ENTRIES SHOWN START
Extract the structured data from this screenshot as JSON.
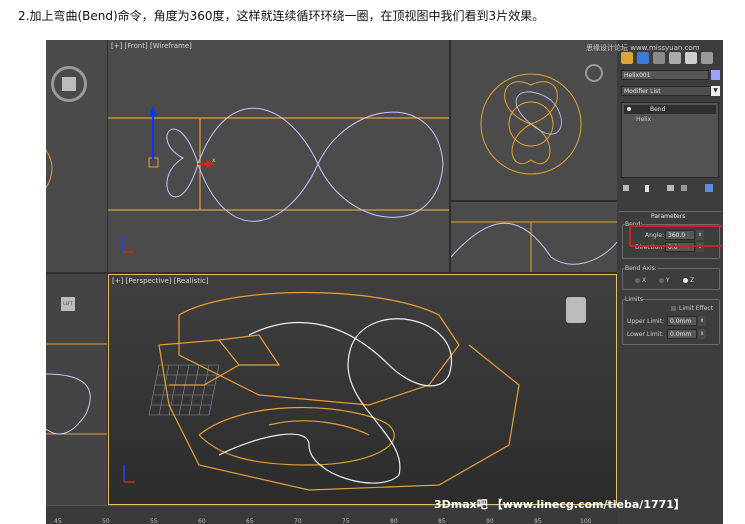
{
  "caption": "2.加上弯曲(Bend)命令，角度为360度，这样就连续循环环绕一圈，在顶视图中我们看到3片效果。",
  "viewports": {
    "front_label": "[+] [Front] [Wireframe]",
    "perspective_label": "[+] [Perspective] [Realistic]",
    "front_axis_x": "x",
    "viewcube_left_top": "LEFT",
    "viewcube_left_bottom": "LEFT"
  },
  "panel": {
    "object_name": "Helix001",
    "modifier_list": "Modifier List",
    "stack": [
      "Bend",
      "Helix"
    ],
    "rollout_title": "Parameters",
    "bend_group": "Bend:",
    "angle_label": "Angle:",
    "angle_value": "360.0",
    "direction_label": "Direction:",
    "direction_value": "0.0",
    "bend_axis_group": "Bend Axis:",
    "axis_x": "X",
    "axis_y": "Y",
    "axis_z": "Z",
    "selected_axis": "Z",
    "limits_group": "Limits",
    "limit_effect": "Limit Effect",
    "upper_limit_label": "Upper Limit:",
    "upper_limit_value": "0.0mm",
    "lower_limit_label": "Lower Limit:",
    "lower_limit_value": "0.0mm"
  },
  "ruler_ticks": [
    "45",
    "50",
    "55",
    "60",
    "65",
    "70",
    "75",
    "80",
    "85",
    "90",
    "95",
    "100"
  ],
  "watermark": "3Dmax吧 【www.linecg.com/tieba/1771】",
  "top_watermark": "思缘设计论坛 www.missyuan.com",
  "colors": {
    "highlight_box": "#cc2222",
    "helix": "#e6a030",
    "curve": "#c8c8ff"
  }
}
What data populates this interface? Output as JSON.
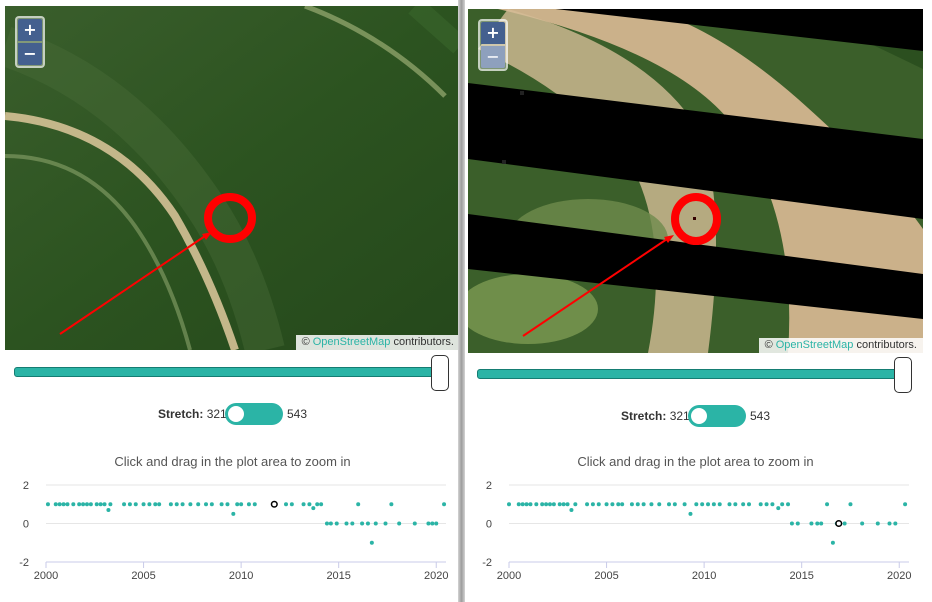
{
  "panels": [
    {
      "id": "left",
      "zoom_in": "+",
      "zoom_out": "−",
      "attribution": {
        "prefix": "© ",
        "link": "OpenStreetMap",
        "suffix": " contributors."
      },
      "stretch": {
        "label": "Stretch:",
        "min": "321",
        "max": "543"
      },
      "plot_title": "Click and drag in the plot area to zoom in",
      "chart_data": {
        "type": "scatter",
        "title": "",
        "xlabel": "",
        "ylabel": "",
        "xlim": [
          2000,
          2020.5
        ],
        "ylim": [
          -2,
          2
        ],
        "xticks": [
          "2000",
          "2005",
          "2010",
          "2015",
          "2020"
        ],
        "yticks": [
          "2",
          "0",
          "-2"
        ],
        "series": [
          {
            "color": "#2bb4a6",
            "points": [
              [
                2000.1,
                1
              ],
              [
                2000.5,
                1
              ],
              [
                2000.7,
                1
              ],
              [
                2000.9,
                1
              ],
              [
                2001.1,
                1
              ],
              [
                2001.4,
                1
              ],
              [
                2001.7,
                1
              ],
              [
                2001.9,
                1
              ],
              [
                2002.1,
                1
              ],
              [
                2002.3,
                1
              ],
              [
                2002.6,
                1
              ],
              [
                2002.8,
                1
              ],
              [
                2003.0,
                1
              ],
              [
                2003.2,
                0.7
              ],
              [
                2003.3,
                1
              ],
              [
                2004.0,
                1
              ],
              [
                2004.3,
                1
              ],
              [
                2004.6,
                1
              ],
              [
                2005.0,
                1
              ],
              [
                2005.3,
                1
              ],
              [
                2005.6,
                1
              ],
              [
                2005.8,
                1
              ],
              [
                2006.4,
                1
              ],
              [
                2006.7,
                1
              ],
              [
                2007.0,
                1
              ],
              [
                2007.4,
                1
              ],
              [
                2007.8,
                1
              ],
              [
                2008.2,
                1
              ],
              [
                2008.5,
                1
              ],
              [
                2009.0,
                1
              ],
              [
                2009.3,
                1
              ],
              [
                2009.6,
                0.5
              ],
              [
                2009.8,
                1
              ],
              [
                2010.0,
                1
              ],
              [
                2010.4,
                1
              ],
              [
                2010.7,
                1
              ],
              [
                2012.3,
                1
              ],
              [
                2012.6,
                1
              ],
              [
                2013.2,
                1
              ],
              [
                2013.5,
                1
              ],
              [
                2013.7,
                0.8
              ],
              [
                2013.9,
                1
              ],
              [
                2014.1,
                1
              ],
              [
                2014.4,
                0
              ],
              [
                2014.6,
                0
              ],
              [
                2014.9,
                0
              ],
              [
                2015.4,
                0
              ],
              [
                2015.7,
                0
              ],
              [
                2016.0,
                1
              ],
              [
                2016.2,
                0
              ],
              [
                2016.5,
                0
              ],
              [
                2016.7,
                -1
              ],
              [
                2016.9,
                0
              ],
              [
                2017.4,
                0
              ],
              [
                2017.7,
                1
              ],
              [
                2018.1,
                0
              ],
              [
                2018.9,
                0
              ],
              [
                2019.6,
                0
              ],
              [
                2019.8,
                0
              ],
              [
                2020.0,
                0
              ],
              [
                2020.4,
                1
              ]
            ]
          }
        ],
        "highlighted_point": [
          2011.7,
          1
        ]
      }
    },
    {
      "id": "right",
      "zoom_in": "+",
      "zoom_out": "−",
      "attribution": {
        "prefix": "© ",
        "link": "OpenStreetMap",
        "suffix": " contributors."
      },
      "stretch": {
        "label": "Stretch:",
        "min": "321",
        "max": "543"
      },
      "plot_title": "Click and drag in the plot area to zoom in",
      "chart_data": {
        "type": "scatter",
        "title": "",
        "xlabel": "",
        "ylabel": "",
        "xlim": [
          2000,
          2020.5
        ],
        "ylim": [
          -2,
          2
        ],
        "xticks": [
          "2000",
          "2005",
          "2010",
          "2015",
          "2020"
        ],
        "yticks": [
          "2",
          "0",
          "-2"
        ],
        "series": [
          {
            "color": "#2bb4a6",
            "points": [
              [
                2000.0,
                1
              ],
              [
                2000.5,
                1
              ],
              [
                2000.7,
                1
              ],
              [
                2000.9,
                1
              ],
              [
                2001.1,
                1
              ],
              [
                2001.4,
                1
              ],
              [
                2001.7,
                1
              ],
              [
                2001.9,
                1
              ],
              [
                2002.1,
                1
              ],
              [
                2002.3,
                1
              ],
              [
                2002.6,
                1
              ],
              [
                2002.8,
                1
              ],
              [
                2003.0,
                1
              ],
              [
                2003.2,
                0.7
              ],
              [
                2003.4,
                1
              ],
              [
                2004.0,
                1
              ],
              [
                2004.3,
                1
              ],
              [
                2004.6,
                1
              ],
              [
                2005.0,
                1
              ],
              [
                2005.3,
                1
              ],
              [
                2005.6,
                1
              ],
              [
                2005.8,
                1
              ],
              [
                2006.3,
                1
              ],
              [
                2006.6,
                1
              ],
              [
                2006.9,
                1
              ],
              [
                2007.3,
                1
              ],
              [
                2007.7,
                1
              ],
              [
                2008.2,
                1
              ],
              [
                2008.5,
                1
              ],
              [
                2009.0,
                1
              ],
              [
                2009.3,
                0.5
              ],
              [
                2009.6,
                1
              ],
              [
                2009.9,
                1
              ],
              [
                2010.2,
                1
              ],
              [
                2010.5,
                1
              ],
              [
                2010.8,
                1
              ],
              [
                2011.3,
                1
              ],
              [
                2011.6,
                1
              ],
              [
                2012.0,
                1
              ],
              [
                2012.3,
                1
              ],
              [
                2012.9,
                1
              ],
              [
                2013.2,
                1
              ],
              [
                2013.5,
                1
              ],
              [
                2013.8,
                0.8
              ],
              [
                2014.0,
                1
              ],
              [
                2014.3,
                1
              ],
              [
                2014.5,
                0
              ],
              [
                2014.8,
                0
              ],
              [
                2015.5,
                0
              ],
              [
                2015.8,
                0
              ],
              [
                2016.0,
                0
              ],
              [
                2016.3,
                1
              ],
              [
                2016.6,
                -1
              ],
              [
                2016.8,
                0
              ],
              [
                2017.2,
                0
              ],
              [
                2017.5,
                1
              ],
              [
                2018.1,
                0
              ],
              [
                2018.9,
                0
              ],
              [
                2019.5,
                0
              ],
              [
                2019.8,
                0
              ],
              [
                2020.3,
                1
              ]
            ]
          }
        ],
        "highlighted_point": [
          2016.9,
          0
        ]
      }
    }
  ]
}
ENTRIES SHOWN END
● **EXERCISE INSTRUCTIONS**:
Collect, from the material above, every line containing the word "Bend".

● **ANSWER SECTION**:
  "caption": "2.加上弯曲(Bend)命令，角度为360度，这样就连续循环环绕一圈，在顶视图中我们看到3片效果。",
      "Bend",
    "bend_group": "Bend:",
    "bend_axis_group": "Bend Axis:",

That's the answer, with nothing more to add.